During my presentation I’ve shared a case where in close collaboration with one of the European mobile crowdsourcing companies I managed to create a solution with which employees of a company collected different types of pictures about their products & categories and answered a set of fast&easy questions on their mobile phones.

As a result it brought not only several successful business projects but also substantially increased an overall company’s engagement in listening to its consumers.

Even despite a high resistance that I’ve heard initially in the company towards getting more engaged in understanding consumers as we see below:

nadia_morozova_consumer_empathy_sl3

I received an overall felling that consumer empathy is already here:

nadia_morozova_consumer_empathy_sl5

Building on what was already available in the company, I defined what I would like to achieve at the end:

  • Consumer Empathy is a set of mind
  • For the whole Multifunctional and Leadership Team
  • That is institutionalized within the organization
  • And represents the best research ROI.

So, my solution to this case was:

nadia_morozova_consumer_empathy_sl6

However, there are several challenges which I had to overcome to achieve my initial objectives:

nadia_morozova_consumer_empathy_sl7

While overcoming these challenges I built my list of hits & tips that allowed me to achieve development of the projects with strong business results and significantly improve overall company’s involvement in listening and understanding its consumers.

nadia_morozova_consumer_empathy_sl13

Building Shopper Perceived Ownership in the Era of eCommerce

The reasons why in the countries with developed trade Super- and Hypermarkets have been strongly outperformed traditional trade with over the counter sells are feasible for marketers now.

One of the core drivers of this shift is related with the success with which modern trade stores have managed to build shoppers perception of the product ownership even before shoppers actually put the product in their basket and pay for it.

With the development of the modern trade stores companies also pay much more attention at the ergonomics of the product packagingtrying to stand out from the shelf so much that shoppers start willing to take this product in hands. One of the best experience that shoppers can get with product packaging in FMCG categories definitely refers to Cosmetic Perfumeries. If you are looking for packaging ideas, welcome to the Perfumeries world! The concept of perceived ownership perfectly works here- after the shopper starts product exploration, he or she is eager to put it in a bag.

But what does happen in that case in eCommerce environment? Do eStores have any chances to drive shoppers perceived ownership?

My investigation both across various scientific papers and available books in consumer behavior shows that eStores do have many opportunities to build shoppers perception of the product ownership.

Thus, for instance, R. Dooley (2012) shows that product squeeze page, that represents “one long page filled with product data, testimonials from satisfied customers, and answers to common objections and so on”, allows to build strong shoppers engagement in the product information (see also http://www.codrutturcanu.com/13-best-squeeze-page-examples/). As a result it builds ownership imagery about the product.

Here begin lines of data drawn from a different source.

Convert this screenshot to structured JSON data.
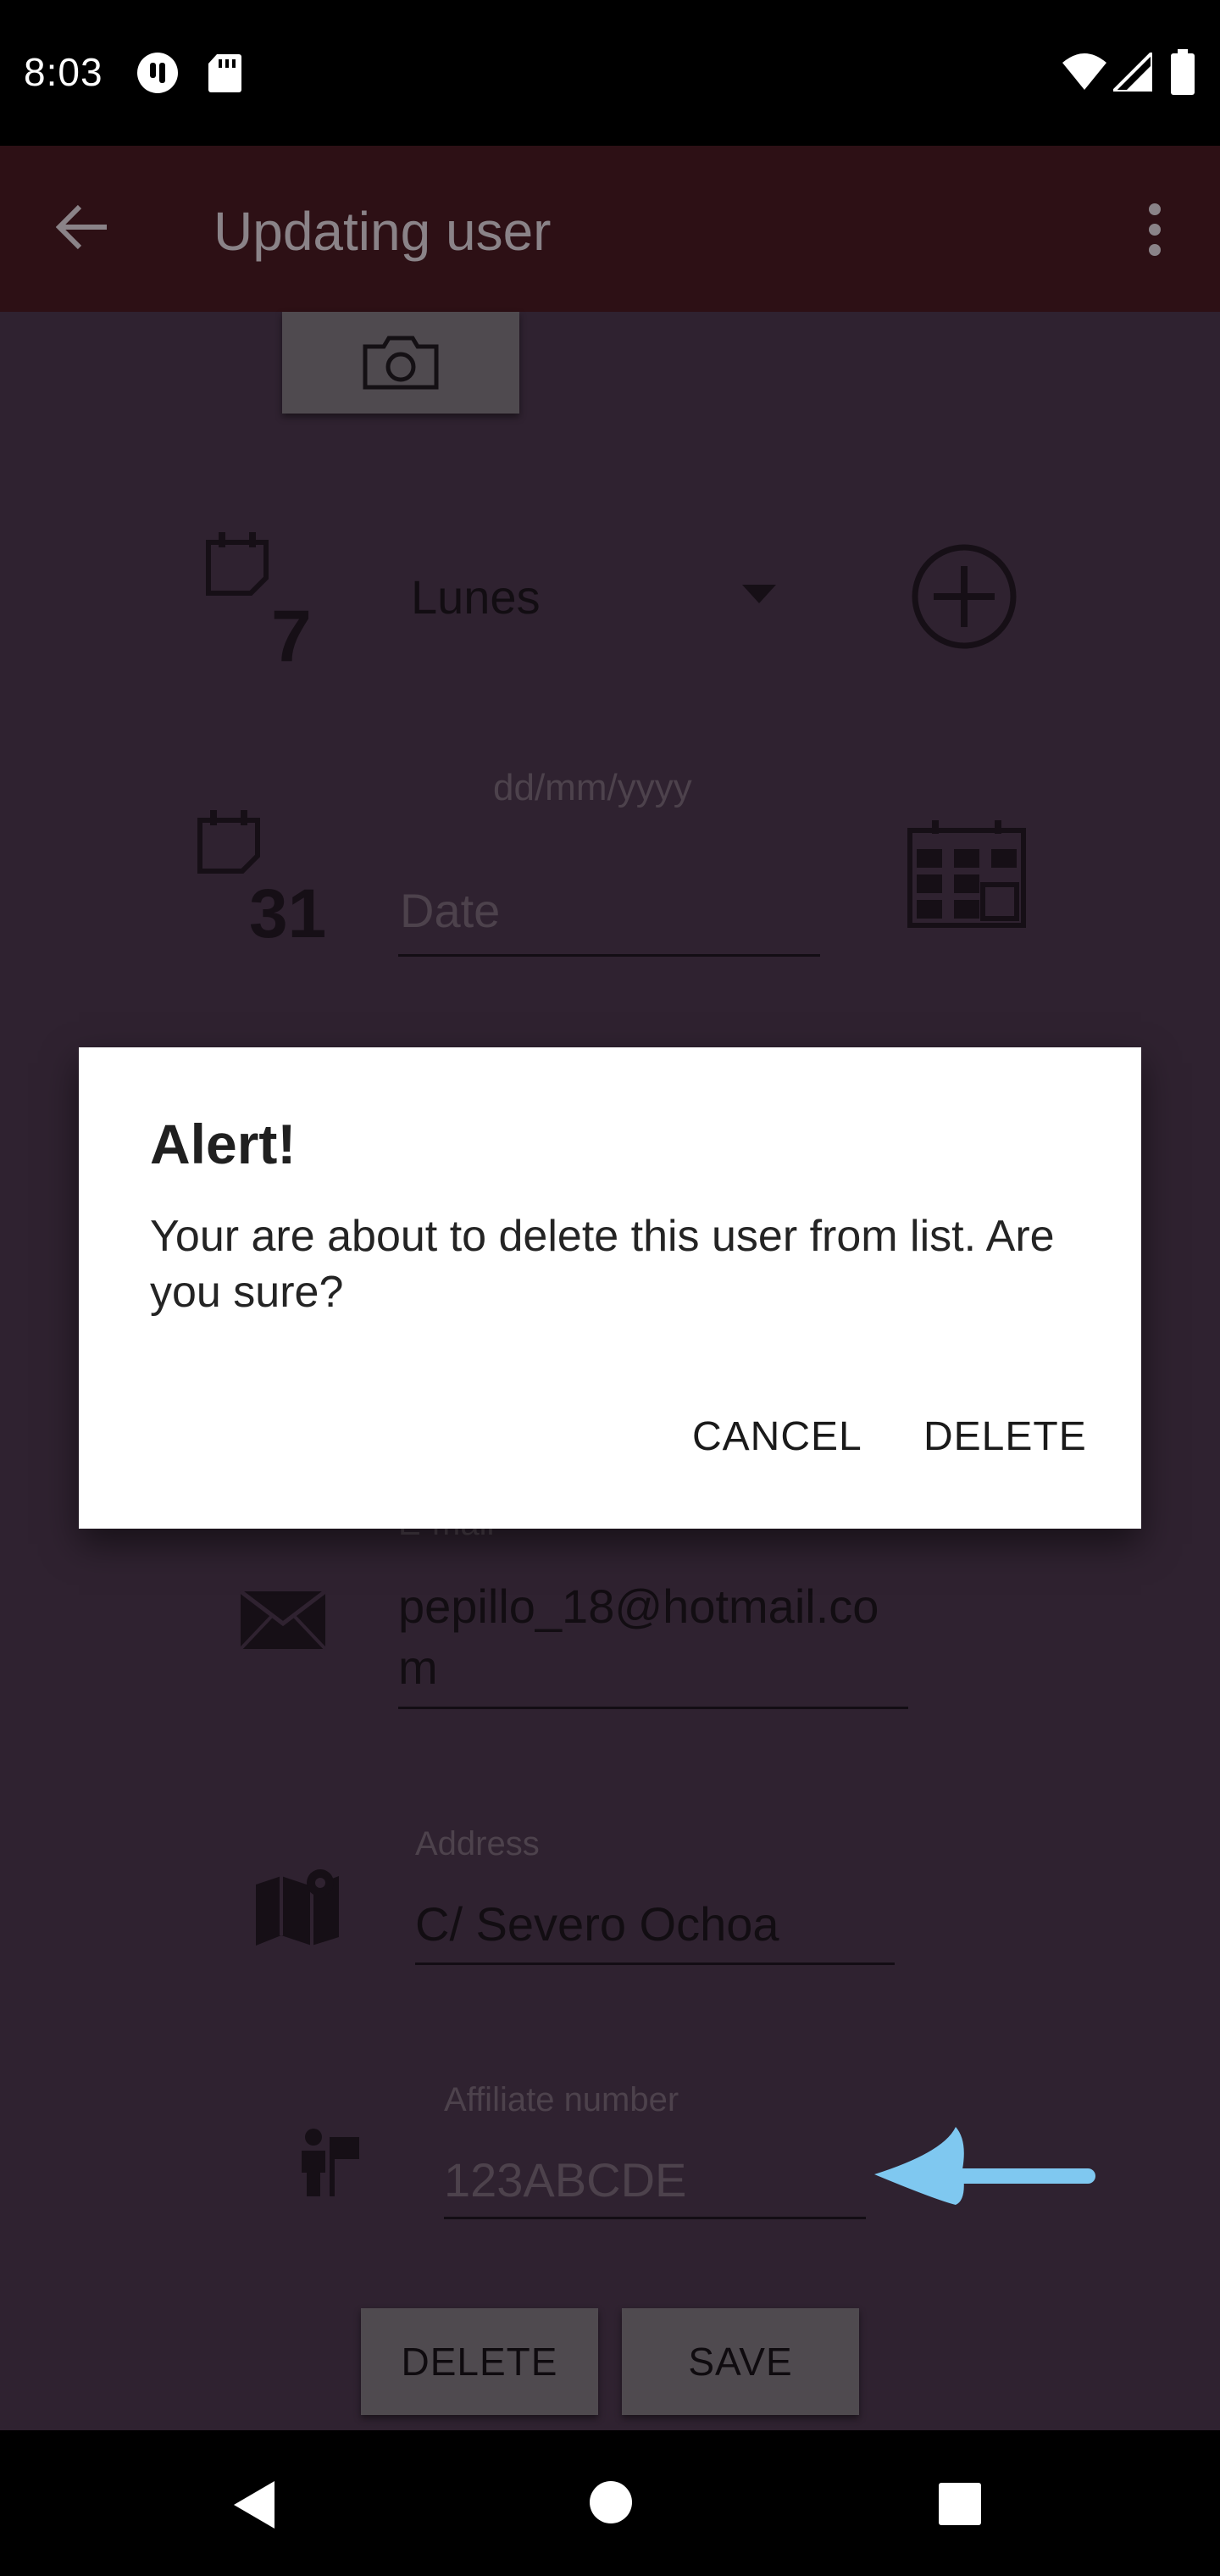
{
  "status_bar": {
    "time": "8:03",
    "icons": [
      "notification-icon",
      "sd-card-icon",
      "wifi-icon",
      "signal-icon",
      "battery-icon"
    ]
  },
  "app_bar": {
    "title": "Updating user",
    "back_icon": "arrow-back-icon",
    "menu_icon": "more-vert-icon"
  },
  "form": {
    "weekday_spinner": {
      "value": "Lunes",
      "icon": "calendar-7-icon",
      "add_icon": "add-circle-icon"
    },
    "date": {
      "hint": "dd/mm/yyyy",
      "placeholder": "Date",
      "icon": "calendar-31-icon",
      "picker_icon": "calendar-grid-icon"
    },
    "email": {
      "label": "E-mail",
      "value": "pepillo_18@hotmail.com",
      "icon": "mail-icon"
    },
    "address": {
      "label": "Address",
      "value": "C/ Severo Ochoa",
      "icon": "map-icon"
    },
    "affiliate": {
      "label": "Affiliate number",
      "placeholder": "123ABCDE",
      "icon": "person-flag-icon"
    },
    "buttons": {
      "delete": "DELETE",
      "save": "SAVE"
    }
  },
  "annotation": {
    "arrow_color": "#7fc8f0"
  },
  "dialog": {
    "title": "Alert!",
    "message": "Your are about to delete this user from list. Are you sure?",
    "cancel": "CANCEL",
    "confirm": "DELETE"
  },
  "colors": {
    "app_bar": "#2d1015",
    "background": "#2f2230",
    "dialog": "#ffffff"
  }
}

Another driver of the perceived product ownership is linked with different types of augmented reality. Ray Ban represents a strong case on how augmented reality can drive product ownership- in their site a shopper can find a virtual mirror where he or she has a chance to select a type of Ray Ban model, color of glasses and then make a photo of his-/herself via web camera.

Ray_Ban_virtual_mirror

Source: http://www.ray-ban.com/france/virtual-mirror

To sum up, development of eCommerce technologies allows to enhance and diversify solutions that will enable companies to drive consumers perceived ownership. Therefore, I would recommend marketers to continuously develop enhanced eStore content bringing digital novelties like it used to be with augmented reality to build stronger consumer ownership imagery.

Sources: Dooley, R. (2012).Brainfluence: 100 Ways To Persuade And Convince Consumers With Neuromarketing, John Wiley & Sons, New Jersey